How real-time learning is shaping the classroom of the future

TRP: What are some of the features of the adaptive learning platform?

JG: Another focus area for us with Kno is the analytics engine, which allows us to build out a model where we're not just capturing behavioural data, as we can do that today -- we're also integrating assessment within the platform in real-time allowing us to essentially build a true understanding of the student and how they engage with the material. That means a student can get instant feedback.

TRP: How does that change the way students are taught?

JG: We all have things we're fascinated by, and the way a lot of courses are created today, you don't get to pursue your fascination -- you have to move with the class at that pace. We think there's a model where if students can pursue the things they're fascinated by, they're going to excel and do better.

TRP: That's what happens at A-level education in the UK -- you pick several topics and study them. Does this apply to lower age groups?

JG: Yes -- we are talking younger students and in real-time. So it's not necessarily picking a course to study. For example, I could be studying cellular structure and think it's really cool and want to learn more about it. How do I go down a path where I can get more information on it, where I can essentially turn the camera on my device into a microscope and start capturing things in real-time?

We think that there's a benefit to being able to create an environment where students are able to pursue what they're interested in and are getting real-time feedback on things they may not be able to demonstrate real-time comprehension on.

You can then get a view of that information in a different way. That's activating it for the student but also providing tools for teachers and younger students while providing tools for parents so they can work with their children and help coach and bring them along.

TRP: What other companies are you competing with in the adaptive learning space?

JG: We have looked across the ecosystem and of the players who want to work in the adaptive learning space, nobody has completely put together a roadmap today that demonstrates they are able to do it.

We know from putting our own roadmap together that's not something we can do on our own. We have to work across the ecosystem to do that, working on standards, so it doesn't matter which publisher is involved -- the student should have the same experience across all of their material.

It's also about working with software vendors. The adaptive learning model isn't just about interacting with the content, it's also about what you're doing when you're going out and Googling the information. What are you Googling, and how does it relate to what you're studying at the time? It's an area that we're pretty excited about. We've been working with academics in the US who have done some amazing work in this area.

Now the ability to take what they've been doing in their labs and bringing it into a product is pretty exciting to them. We're working with a couple of universities -- the University of Washington has done some amazing things around adaptive learning on mathematics specifically.

We've also been running pilots in the Nordics in the state of Minnesota and Washington. We're now talking about taking them to countries where we've done some really big installations. I think we're going to have some incredibly interesting results that we'll be able to scale around the world -- and we're just getting started.

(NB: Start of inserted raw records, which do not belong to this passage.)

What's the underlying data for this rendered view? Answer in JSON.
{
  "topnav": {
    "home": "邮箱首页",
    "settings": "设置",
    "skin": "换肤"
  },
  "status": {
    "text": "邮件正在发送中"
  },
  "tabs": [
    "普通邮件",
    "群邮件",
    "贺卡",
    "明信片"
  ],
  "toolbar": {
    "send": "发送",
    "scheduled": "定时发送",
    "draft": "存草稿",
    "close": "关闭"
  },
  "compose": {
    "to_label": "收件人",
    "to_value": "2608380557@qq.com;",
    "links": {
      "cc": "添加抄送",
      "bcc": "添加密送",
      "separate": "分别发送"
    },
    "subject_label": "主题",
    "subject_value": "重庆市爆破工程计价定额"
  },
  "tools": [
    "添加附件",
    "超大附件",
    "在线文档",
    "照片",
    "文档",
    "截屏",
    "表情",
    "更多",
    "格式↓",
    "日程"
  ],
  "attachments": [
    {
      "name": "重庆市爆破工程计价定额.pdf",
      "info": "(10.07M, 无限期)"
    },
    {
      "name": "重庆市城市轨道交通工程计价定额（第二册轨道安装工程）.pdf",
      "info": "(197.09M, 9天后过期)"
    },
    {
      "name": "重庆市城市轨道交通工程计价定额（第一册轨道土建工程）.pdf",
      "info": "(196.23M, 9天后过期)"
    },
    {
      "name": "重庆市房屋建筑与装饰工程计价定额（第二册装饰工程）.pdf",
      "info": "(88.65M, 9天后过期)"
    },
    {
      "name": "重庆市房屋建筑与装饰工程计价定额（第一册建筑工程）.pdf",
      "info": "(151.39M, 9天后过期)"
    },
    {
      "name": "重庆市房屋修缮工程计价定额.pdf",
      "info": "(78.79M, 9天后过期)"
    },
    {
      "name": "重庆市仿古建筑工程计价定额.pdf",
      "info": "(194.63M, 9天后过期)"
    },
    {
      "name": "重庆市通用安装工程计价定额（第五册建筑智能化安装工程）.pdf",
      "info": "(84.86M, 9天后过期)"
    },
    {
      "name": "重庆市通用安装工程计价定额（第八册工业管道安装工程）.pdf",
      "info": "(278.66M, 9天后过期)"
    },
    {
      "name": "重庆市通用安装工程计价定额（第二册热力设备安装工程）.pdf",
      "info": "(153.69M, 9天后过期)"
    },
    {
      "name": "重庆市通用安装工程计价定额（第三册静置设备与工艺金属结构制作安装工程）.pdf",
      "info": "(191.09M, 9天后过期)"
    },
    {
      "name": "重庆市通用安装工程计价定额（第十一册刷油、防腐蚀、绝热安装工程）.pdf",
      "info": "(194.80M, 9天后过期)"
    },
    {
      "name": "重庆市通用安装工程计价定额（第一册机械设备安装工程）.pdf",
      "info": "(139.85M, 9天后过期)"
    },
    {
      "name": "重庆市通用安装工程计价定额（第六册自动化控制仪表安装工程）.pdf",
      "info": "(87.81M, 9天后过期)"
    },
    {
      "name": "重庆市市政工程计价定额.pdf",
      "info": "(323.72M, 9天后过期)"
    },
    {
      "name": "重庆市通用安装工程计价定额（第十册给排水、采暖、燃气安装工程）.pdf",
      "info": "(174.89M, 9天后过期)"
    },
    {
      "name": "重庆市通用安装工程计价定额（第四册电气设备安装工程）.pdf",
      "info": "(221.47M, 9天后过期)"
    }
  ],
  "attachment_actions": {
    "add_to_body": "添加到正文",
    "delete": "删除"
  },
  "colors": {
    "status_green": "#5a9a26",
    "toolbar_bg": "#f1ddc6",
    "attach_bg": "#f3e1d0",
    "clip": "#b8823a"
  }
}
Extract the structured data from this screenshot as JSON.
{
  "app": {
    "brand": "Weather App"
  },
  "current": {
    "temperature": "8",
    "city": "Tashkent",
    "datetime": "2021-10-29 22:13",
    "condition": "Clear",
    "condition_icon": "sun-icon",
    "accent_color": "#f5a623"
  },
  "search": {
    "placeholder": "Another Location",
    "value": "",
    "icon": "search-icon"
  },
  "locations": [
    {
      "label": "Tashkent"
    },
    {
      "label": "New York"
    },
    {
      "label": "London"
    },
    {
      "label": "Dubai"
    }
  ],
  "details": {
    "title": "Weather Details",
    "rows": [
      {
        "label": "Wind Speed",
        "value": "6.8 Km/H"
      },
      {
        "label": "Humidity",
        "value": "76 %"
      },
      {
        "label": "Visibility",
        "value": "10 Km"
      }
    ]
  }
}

TRP: Devices in general but specifically Windows tablets have been falling in price in the consumer space. How is this changing the way technology is used in the classroom?

JG: That's impacting education for sure. The prices are coming down which is a good thing for students because budgets within schools aren't growing, so as price points come down it means more students can get devices, and what we envision as a one-to-one learning model with every student having their own computing device becomes more possible.

But there is a threshold -- we've seen examples around the world where schools have bought incredibly low-cost devices and it's just not made for a good experience. The devices didn't hold up as they were designed more for light consumer use rather than being used all day within the classroom.

That's why when we design devices and work with our customers on designs, we make them rugged. They can withstand the seventy-centimetre drop test, and you can pour a glass of water on them. They hold up much better than an average consumer device. We're big proponents of let's bring the price down so more students can get them, but let's not propose that devices are so low it won't be a good experience.

TRP: What are some of the biggest challenges for Intel when it comes to succeeding in the UK education market?

JG: I think one of the challenges in the UK is the way that it's structured -- it's a very decentralised market which means that we need to influence school-by-school in terms of what they're going to purchase.

We partner quite a bit with multinationals and are starting to work more with distributors and key education resellers so that we can really get the scale and share our solution story at a school level.

Globally, we're trying to talk to teachers more and influence them in regards to other solutions that we offer. I think if we're successful doing that, then it solves a big problem in the UK as we're able to get to teachers who influence the purchasing decisions in their schools.

Kane Fulton
Kane has been fascinated by the endless possibilities of computers since first getting his hands on an Amiga 500+ back in 1991. These days he mostly lives in realm of VR, where he's working his way into the world Paddleball rankings in Rec Room.